Well, I think it’s the power of the recognition of God, or the recognition of a larger truth that is being shared between me and an audience.
That’s something you learn watching ministers, quite a bit. What they call the Holy Spirit. They want the Holy Spirit to come down before they’re preaching, right? Not to try to intellectualize it but what I see is there are moments that happen within a sermon where the minister gets out of his ego and is speaking from a deeper source. And it’s powerful.
There are also times when you can see the ego getting in the way. Where the minister is performing and clearly straining for applause or an Amen. And those are distinct moments. I think those former moments are sacred.
Who’s Jesus to you?
(He laughs nervously)
Jesus is an historical figure for me, and he’s also a bridge between God and man, in the Christian faith, and one that I think is powerful precisely because he serves as that means of us reaching something higher.
And he’s also a wonderful teacher. I think it’s important for all of us, of whatever faith, to have teachers in the flesh and also teachers in history.

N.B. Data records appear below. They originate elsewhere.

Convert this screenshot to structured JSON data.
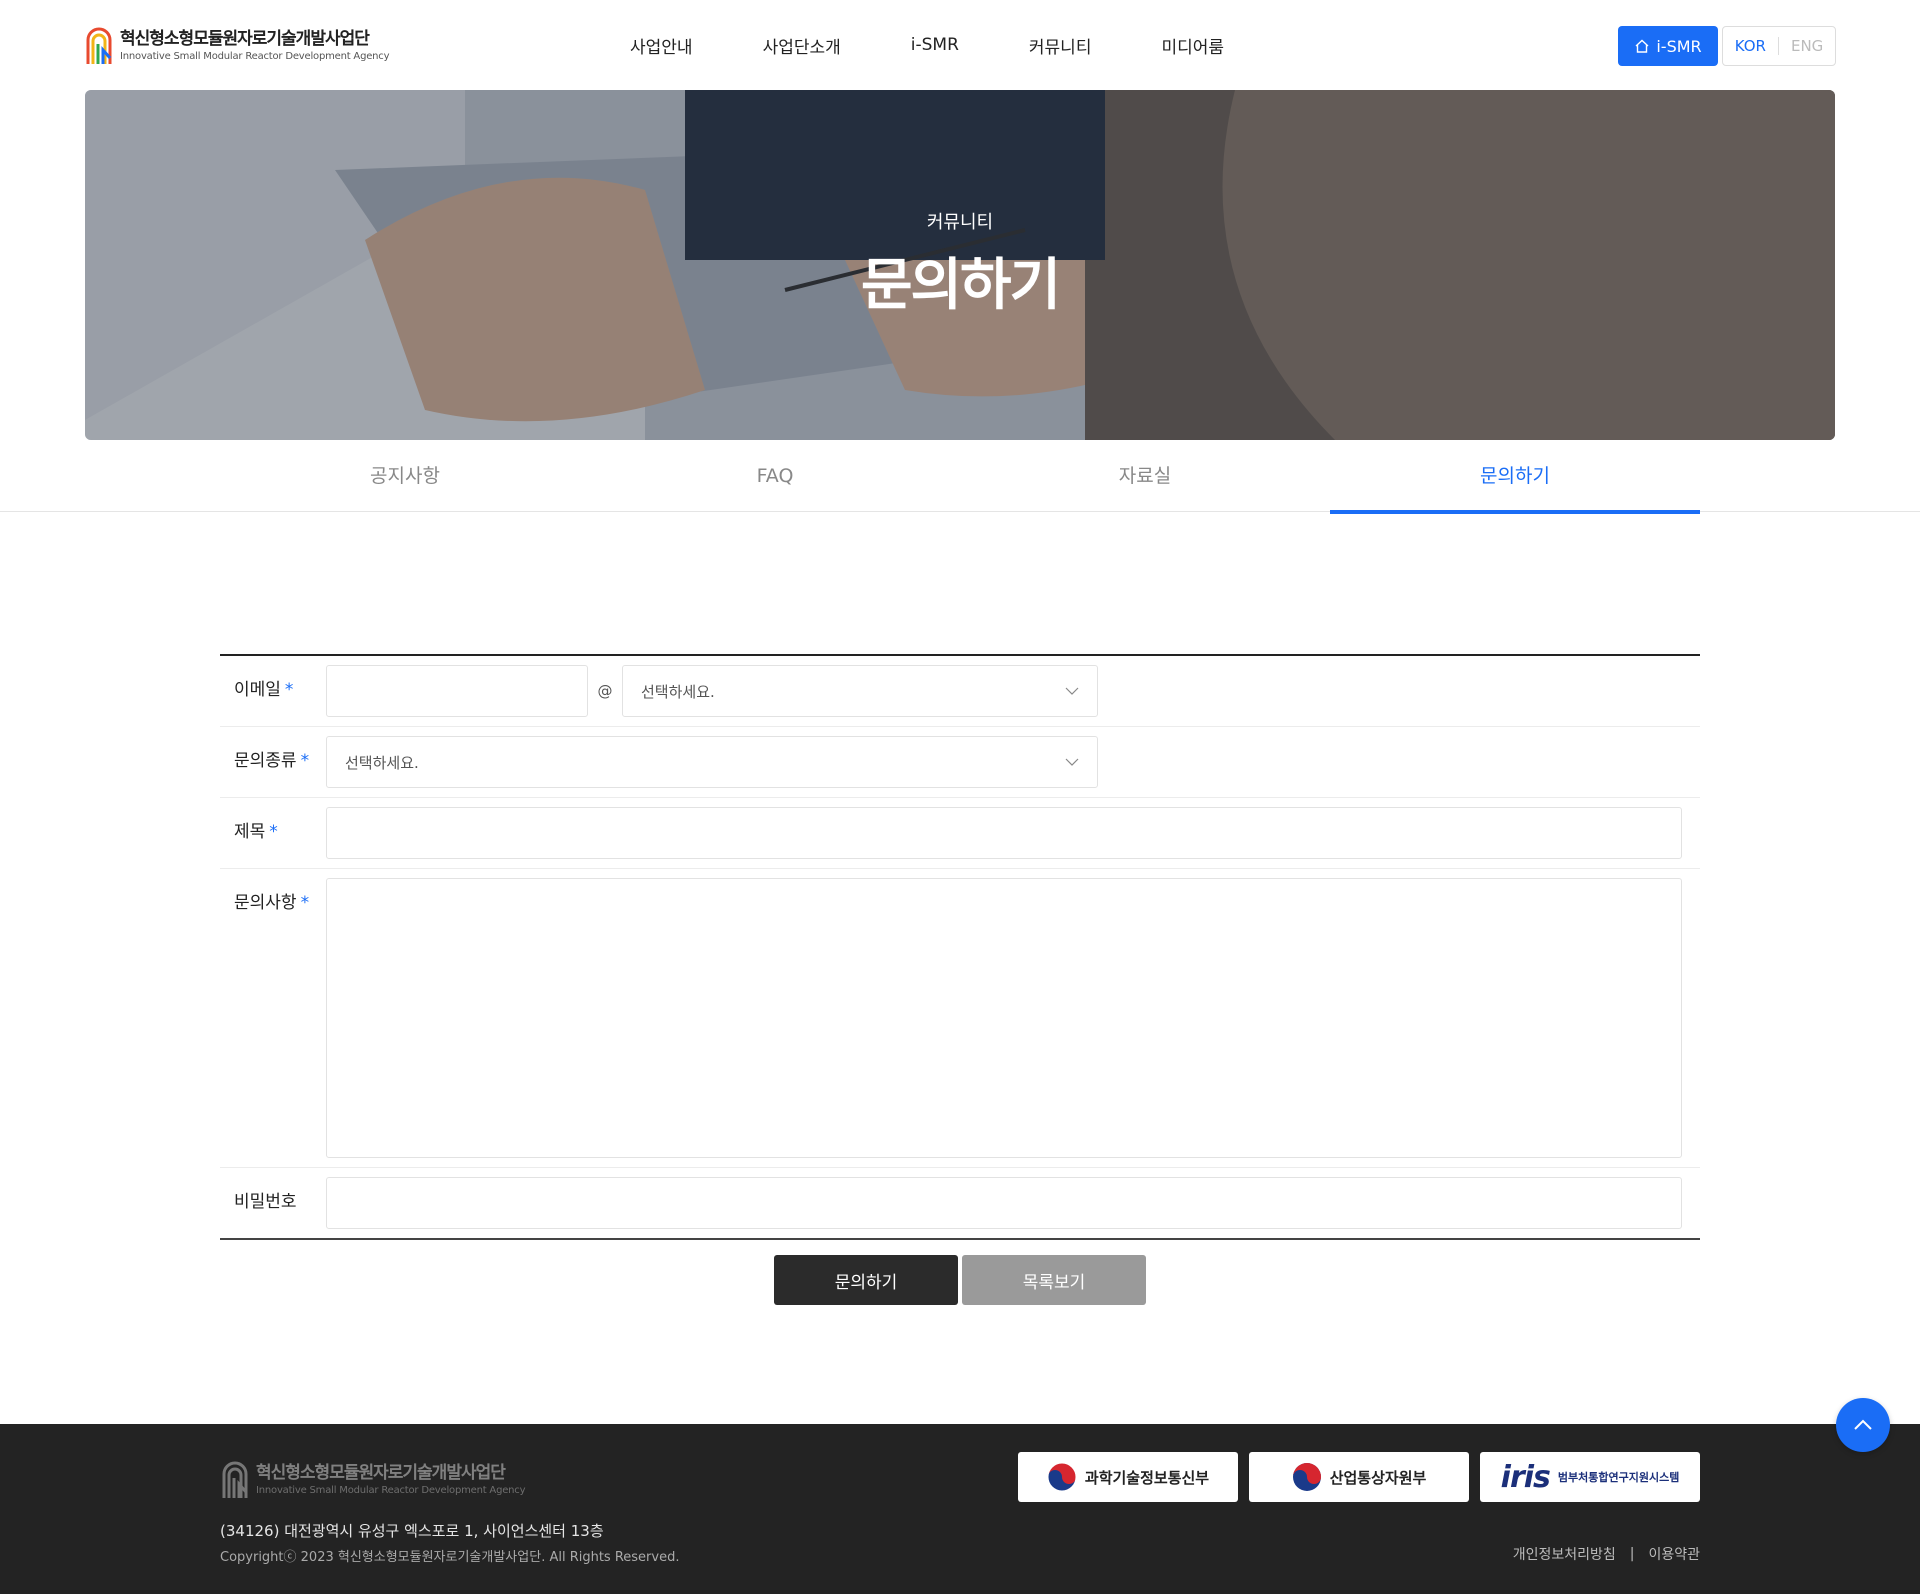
{
  "header": {
    "logo_title": "혁신형소형모듈원자로기술개발사업단",
    "logo_subtitle": "Innovative Small Modular Reactor Development Agency",
    "nav": [
      "사업안내",
      "사업단소개",
      "i-SMR",
      "커뮤니티",
      "미디어룸"
    ],
    "ismr_button": "i-SMR",
    "lang_kor": "KOR",
    "lang_eng": "ENG"
  },
  "hero": {
    "subtitle": "커뮤니티",
    "title": "문의하기"
  },
  "tabs": [
    {
      "label": "공지사항",
      "active": false
    },
    {
      "label": "FAQ",
      "active": false
    },
    {
      "label": "자료실",
      "active": false
    },
    {
      "label": "문의하기",
      "active": true
    }
  ],
  "form": {
    "email_label": "이메일",
    "email_at": "@",
    "email_domain_select": "선택하세요.",
    "type_label": "문의종류",
    "type_select": "선택하세요.",
    "subject_label": "제목",
    "content_label": "문의사항",
    "password_label": "비밀번호",
    "required_mark": "*"
  },
  "buttons": {
    "submit": "문의하기",
    "list": "목록보기"
  },
  "footer": {
    "logo_title": "혁신형소형모듈원자로기술개발사업단",
    "logo_subtitle": "Innovative Small Modular Reactor Development Agency",
    "address": "(34126) 대전광역시 유성구 엑스포로 1, 사이언스센터 13층",
    "copyright": "Copyrightⓒ 2023 혁신형소형모듈원자로기술개발사업단. All Rights Reserved.",
    "banner_1": "과학기술정보통신부",
    "banner_2": "산업통상자원부",
    "banner_3_word": "iris",
    "banner_3_sub": "범부처통합연구지원시스템",
    "link_privacy": "개인정보처리방침",
    "link_sep": "|",
    "link_terms": "이용약관"
  },
  "colors": {
    "accent": "#1a6df6",
    "footer_bg": "#232323",
    "primary_button": "#2b2b2b",
    "secondary_button": "#9a9a9a"
  },
  "icons": [
    "home-icon",
    "chevron-down-icon",
    "arrow-up-icon",
    "logo-icon",
    "taegeuk-icon"
  ]
}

Is Jesus someone who you feel you have a regular connection with now, a personal connection with in your life?
Yeah. Yes. I think some of the things I talked about earlier are addressed through, are channeled through my Christian faith and a personal relationship with Jesus Christ.
Have you read the bible?
I read it not as regularly as I would like. These days I don’t have much time for reading or reflection, period.
Do you try to take some time for whatever, meditation prayer reading?
I’ll be honest with you, I used to all the time, in a fairly disciplined way. But during the course of this campaign, I don’t. And I probably need to and would like to, but that’s where that internal monologue, or dialogue I think supplants my opportunity to read and reflect in a structured way these days.
It’s much more sort of as I’m going through the day trying to take stock and take a moment here and a moment there to take stock, why am I here, how does this connect with a larger sense of purpose.
Do you have people in your life that you look to for guidance?
Well, my pastor [Jeremiah Wright] is certainly someone who I have an enormous amount of respect for.
I have a number of friends who are ministers. Reverend Meeks is a close friend and colleague of mine in the state Senate. Father Michael Pfleger is a dear friend, and somebody I interact with closely.